* _Task item_: Scan the entries below. Report each line where the string "this" occurs.

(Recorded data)
####################

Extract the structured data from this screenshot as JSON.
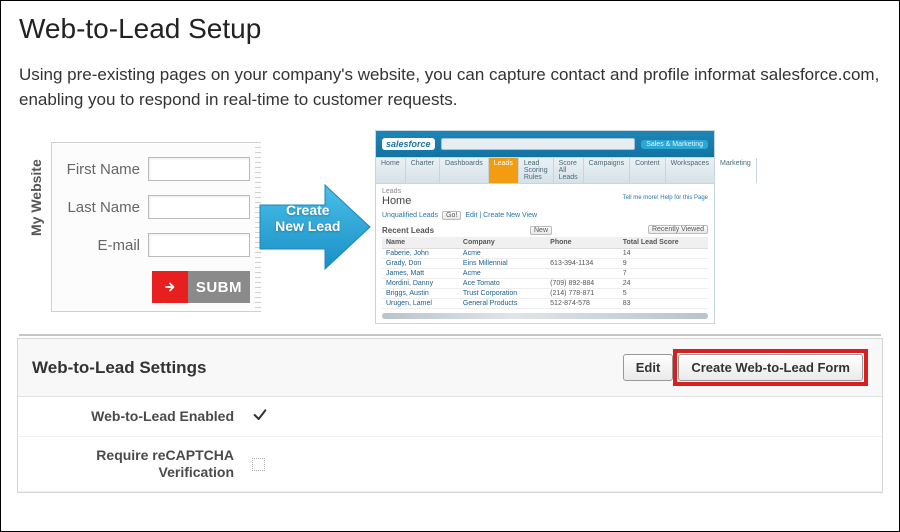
{
  "page": {
    "title": "Web-to-Lead Setup",
    "intro": "Using pre-existing pages on your company's website, you can capture contact and profile informat salesforce.com, enabling you to respond in real-time to customer requests."
  },
  "illustration": {
    "mywebsite_label": "My Website",
    "form": {
      "first_name_label": "First Name",
      "last_name_label": "Last Name",
      "email_label": "E-mail",
      "submit_label": "SUBM"
    },
    "arrow_label_line1": "Create",
    "arrow_label_line2": "New Lead",
    "salesforce": {
      "logo": "salesforce",
      "chip": "Sales & Marketing",
      "tabs": [
        "Home",
        "Charter",
        "Dashboards",
        "Leads",
        "Lead Scoring Rules",
        "Score All Leads",
        "Campaigns",
        "Content",
        "Workspaces",
        "Marketing"
      ],
      "active_tab_index": 3,
      "breadcrumb": "Leads",
      "page_name": "Home",
      "view_label": "Unqualified Leads",
      "go_btn": "Go!",
      "edit_link": "Edit | Create New View",
      "helper": "Tell me more! Help for this Page",
      "section_title": "Recent Leads",
      "new_btn": "New",
      "recently_viewed": "Recently Viewed",
      "columns": [
        "Name",
        "Company",
        "Phone",
        "Total Lead Score"
      ],
      "rows": [
        {
          "name": "Faberie, John",
          "company": "Acme",
          "phone": "",
          "score": "14"
        },
        {
          "name": "Grady, Don",
          "company": "Eins Millennial",
          "phone": "613-394-1134",
          "score": "9"
        },
        {
          "name": "James, Matt",
          "company": "Acme",
          "phone": "",
          "score": "7"
        },
        {
          "name": "Mordini, Danny",
          "company": "Ace Tomato",
          "phone": "(709) 892-884",
          "score": "24"
        },
        {
          "name": "Briggs, Austin",
          "company": "Trust Corporation",
          "phone": "(214) 778-871",
          "score": "5"
        },
        {
          "name": "Urugen, Lamel",
          "company": "General Products",
          "phone": "512-874-578",
          "score": "83"
        }
      ]
    }
  },
  "settings": {
    "heading": "Web-to-Lead Settings",
    "edit_button": "Edit",
    "create_button": "Create Web-to-Lead Form",
    "rows": {
      "enabled": {
        "label": "Web-to-Lead Enabled",
        "checked": true
      },
      "recaptcha": {
        "label": "Require reCAPTCHA Verification",
        "checked": false
      }
    }
  }
}
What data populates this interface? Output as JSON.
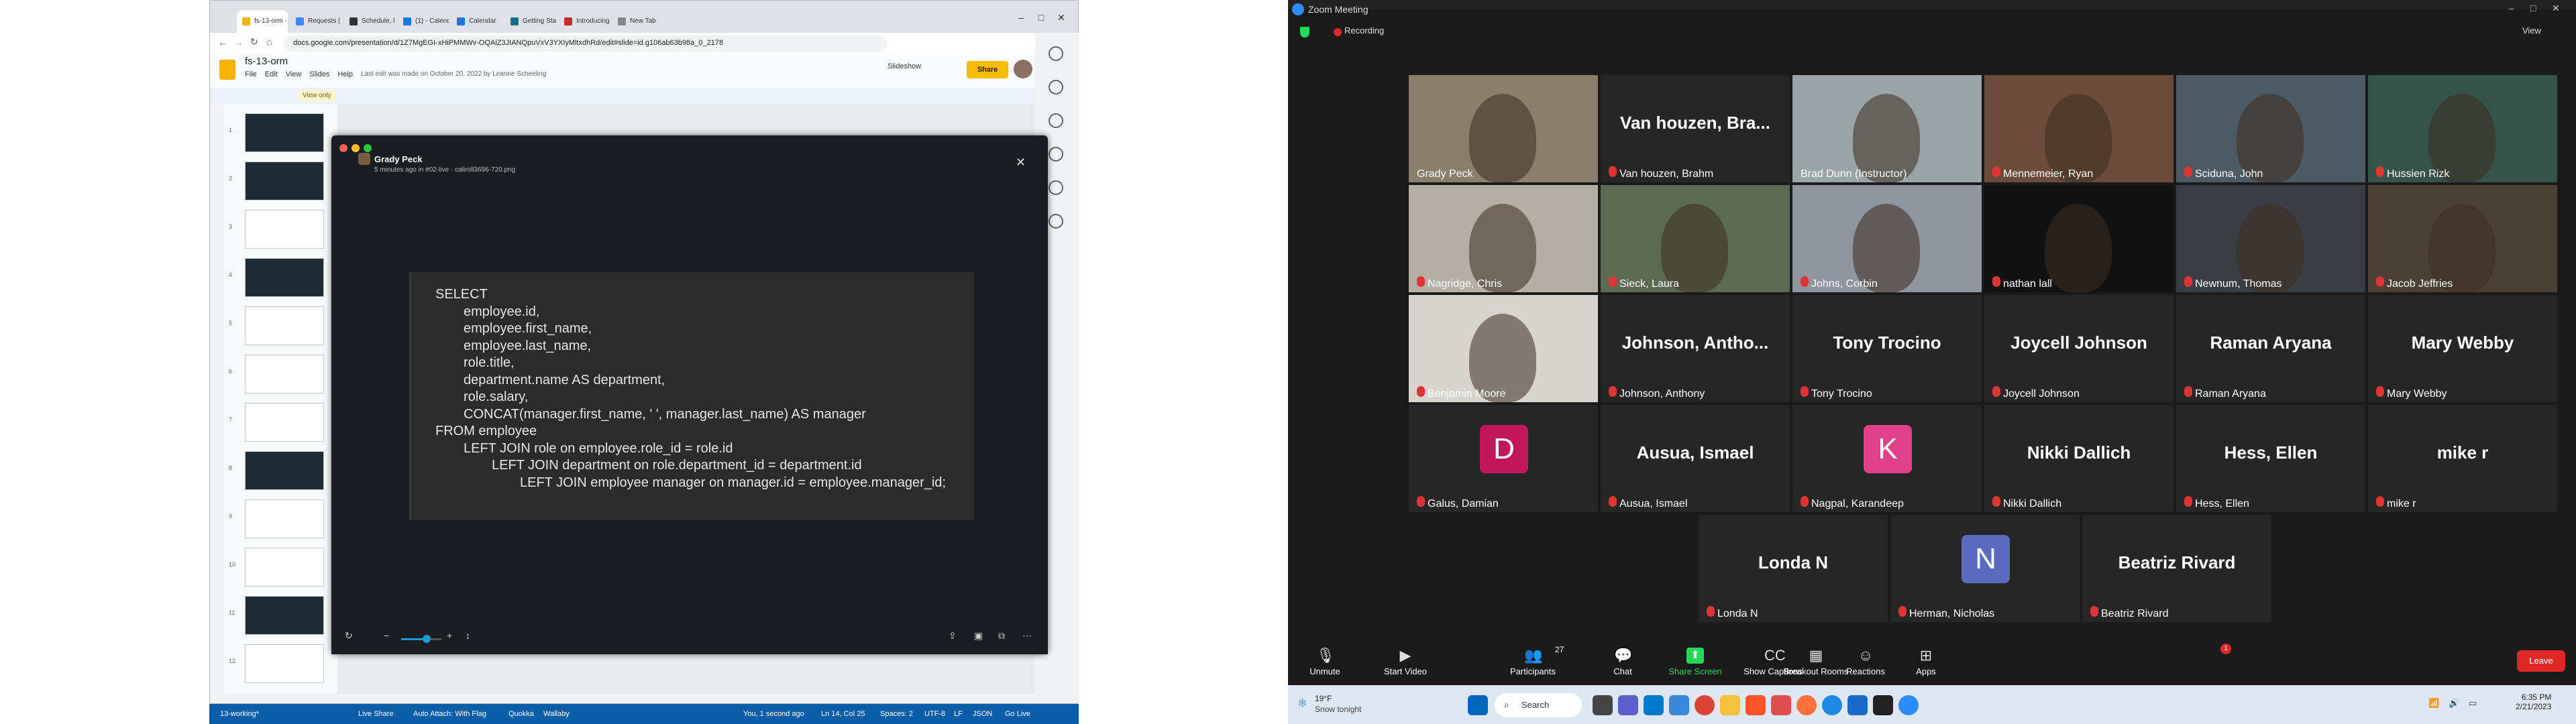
{
  "chrome": {
    "tabs": [
      {
        "label": "fs-13-orm - Google Slides",
        "color": "#f4b400",
        "active": true
      },
      {
        "label": "Requests | Instructor",
        "color": "#4285f4",
        "active": false
      },
      {
        "label": "Schedule, live/02-...",
        "color": "#333333",
        "active": false
      },
      {
        "label": "(1) - Calendar - Inst...",
        "color": "#1a73e8",
        "active": false
      },
      {
        "label": "Calendar",
        "color": "#1a73e8",
        "active": false
      },
      {
        "label": "Getting Started | E...",
        "color": "#0b7285",
        "active": false
      },
      {
        "label": "Introducing the new...",
        "color": "#c92a2a",
        "active": false
      },
      {
        "label": "New Tab",
        "color": "#888888",
        "active": false
      }
    ],
    "url": "docs.google.com/presentation/d/1Z7MgEGI-xHiPMMWv-OQAiZ3JIANQpuVxV3YXIyMltxdhRd/edit#slide=id.g106ab63b98a_0_2178"
  },
  "slides": {
    "title": "fs-13-orm",
    "menu": [
      "File",
      "Edit",
      "View",
      "Slides",
      "Help"
    ],
    "last_edit": "Last edit was made on October 20, 2022 by Leanne Scheeling",
    "slideshow_label": "Slideshow",
    "share_label": "Share",
    "view_only": "View only",
    "slide_numbers": [
      "1",
      "2",
      "3",
      "4",
      "5",
      "6",
      "7",
      "8",
      "9",
      "10",
      "11",
      "12"
    ]
  },
  "viewer": {
    "sender": "Grady Peck",
    "meta": "5 minutes ago in #02-live · caliroll3696-720.png",
    "code_lines": [
      {
        "indent": 0,
        "text": "SELECT"
      },
      {
        "indent": 1,
        "text": "employee.id,"
      },
      {
        "indent": 1,
        "text": "employee.first_name,"
      },
      {
        "indent": 1,
        "text": "employee.last_name,"
      },
      {
        "indent": 1,
        "text": "role.title,"
      },
      {
        "indent": 1,
        "text": "department.name AS department,"
      },
      {
        "indent": 1,
        "text": "role.salary,"
      },
      {
        "indent": 1,
        "text": "CONCAT(manager.first_name, ' ', manager.last_name) AS manager"
      },
      {
        "indent": 0,
        "text": "FROM employee"
      },
      {
        "indent": 1,
        "text": "LEFT JOIN role on employee.role_id = role.id"
      },
      {
        "indent": 2,
        "text": "LEFT JOIN department on role.department_id = department.id"
      },
      {
        "indent": 3,
        "text": "LEFT JOIN employee manager on manager.id = employee.manager_id;"
      }
    ]
  },
  "vscode_status": {
    "branch": "13-working*",
    "live_share": "Live Share",
    "auto_attach": "Auto Attach: With Flag",
    "quokka": "Quokka",
    "wallaby": "Wallaby",
    "git_info": "You, 1 second ago",
    "cursor": "Ln 14, Col 25",
    "spaces": "Spaces: 2",
    "encoding": "UTF-8",
    "eol": "LF",
    "lang": "JSON",
    "golive": "Go Live"
  },
  "zoom": {
    "title": "Zoom Meeting",
    "recording": "Recording",
    "view": "View",
    "tiles": [
      {
        "name": "Grady Peck",
        "type": "video",
        "bg": "#8a7f6d",
        "mic_muted": false
      },
      {
        "name": "Van houzen, Brahm",
        "type": "name",
        "big": "Van houzen, Bra...",
        "mic_muted": true
      },
      {
        "name": "Brad Dunn (Instructor)",
        "type": "video",
        "bg": "#9aa3a6",
        "mic_muted": false,
        "highlight": true
      },
      {
        "name": "Mennemeier, Ryan",
        "type": "video",
        "bg": "#6b4c3b",
        "mic_muted": true
      },
      {
        "name": "Sciduna, John",
        "type": "video",
        "bg": "#4e5a63",
        "mic_muted": true
      },
      {
        "name": "Hussien Rizk",
        "type": "video",
        "bg": "#36534a",
        "mic_muted": true
      },
      {
        "name": "Nagridge, Chris",
        "type": "video",
        "bg": "#b4aea4",
        "mic_muted": true
      },
      {
        "name": "Sieck, Laura",
        "type": "video",
        "bg": "#5b6a52",
        "mic_muted": true
      },
      {
        "name": "Johns, Corbin",
        "type": "video",
        "bg": "#8f96a0",
        "mic_muted": true
      },
      {
        "name": "nathan lall",
        "type": "video",
        "bg": "#111111",
        "mic_muted": true
      },
      {
        "name": "Newnum, Thomas",
        "type": "video",
        "bg": "#3a3d44",
        "mic_muted": true
      },
      {
        "name": "Jacob Jeffries",
        "type": "video",
        "bg": "#4a4036",
        "mic_muted": true
      },
      {
        "name": "Benjamin Moore",
        "type": "video",
        "bg": "#d8d4cf",
        "mic_muted": true
      },
      {
        "name": "Johnson, Anthony",
        "type": "name",
        "big": "Johnson,  Antho...",
        "mic_muted": true
      },
      {
        "name": "Tony Trocino",
        "type": "name",
        "big": "Tony Trocino",
        "mic_muted": true
      },
      {
        "name": "Joycell Johnson",
        "type": "name",
        "big": "Joycell Johnson",
        "mic_muted": true
      },
      {
        "name": "Raman Aryana",
        "type": "name",
        "big": "Raman Aryana",
        "mic_muted": true
      },
      {
        "name": "Mary Webby",
        "type": "name",
        "big": "Mary Webby",
        "mic_muted": true
      },
      {
        "name": "Galus, Damian",
        "type": "avatar",
        "letter": "D",
        "avatar_color": "#c2185b",
        "mic_muted": true
      },
      {
        "name": "Ausua, Ismael",
        "type": "name",
        "big": "Ausua, Ismael",
        "mic_muted": true
      },
      {
        "name": "Nagpal, Karandeep",
        "type": "avatar",
        "letter": "K",
        "avatar_color": "#e0408a",
        "mic_muted": true
      },
      {
        "name": "Nikki Dallich",
        "type": "name",
        "big": "Nikki Dallich",
        "mic_muted": true
      },
      {
        "name": "Hess, Ellen",
        "type": "name",
        "big": "Hess, Ellen",
        "mic_muted": true
      },
      {
        "name": "mike r",
        "type": "name",
        "big": "mike r",
        "mic_muted": true
      },
      {
        "name": "Londa N",
        "type": "name",
        "big": "Londa N",
        "mic_muted": true
      },
      {
        "name": "Herman, Nicholas",
        "type": "avatar",
        "letter": "N",
        "avatar_color": "#5c6bc0",
        "mic_muted": true
      },
      {
        "name": "Beatriz Rivard",
        "type": "name",
        "big": "Beatriz Rivard",
        "mic_muted": true
      }
    ],
    "toolbar": {
      "unmute": "Unmute",
      "start_video": "Start Video",
      "participants": "Participants",
      "participants_count": "27",
      "chat": "Chat",
      "chat_badge": "1",
      "share_screen": "Share Screen",
      "show_captions": "Show Captions",
      "breakout_rooms": "Breakout Rooms",
      "reactions": "Reactions",
      "apps": "Apps",
      "leave": "Leave"
    }
  },
  "taskbar": {
    "temp": "19°F",
    "weather": "Snow tonight",
    "search": "Search",
    "time": "6:35 PM",
    "date": "2/21/2023"
  },
  "colors": {
    "zoom_bg": "#1a1a1a",
    "tile_bg": "#262626",
    "vscode_status": "#0a5ea8",
    "share_screen_green": "#23d959",
    "leave_red": "#e02828"
  }
}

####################

* _Finished task_:
Extract the structured data from this screenshot as JSON.
      "helper": "Tell me more! Help for this Page",
What data populates this interface? Output as JSON.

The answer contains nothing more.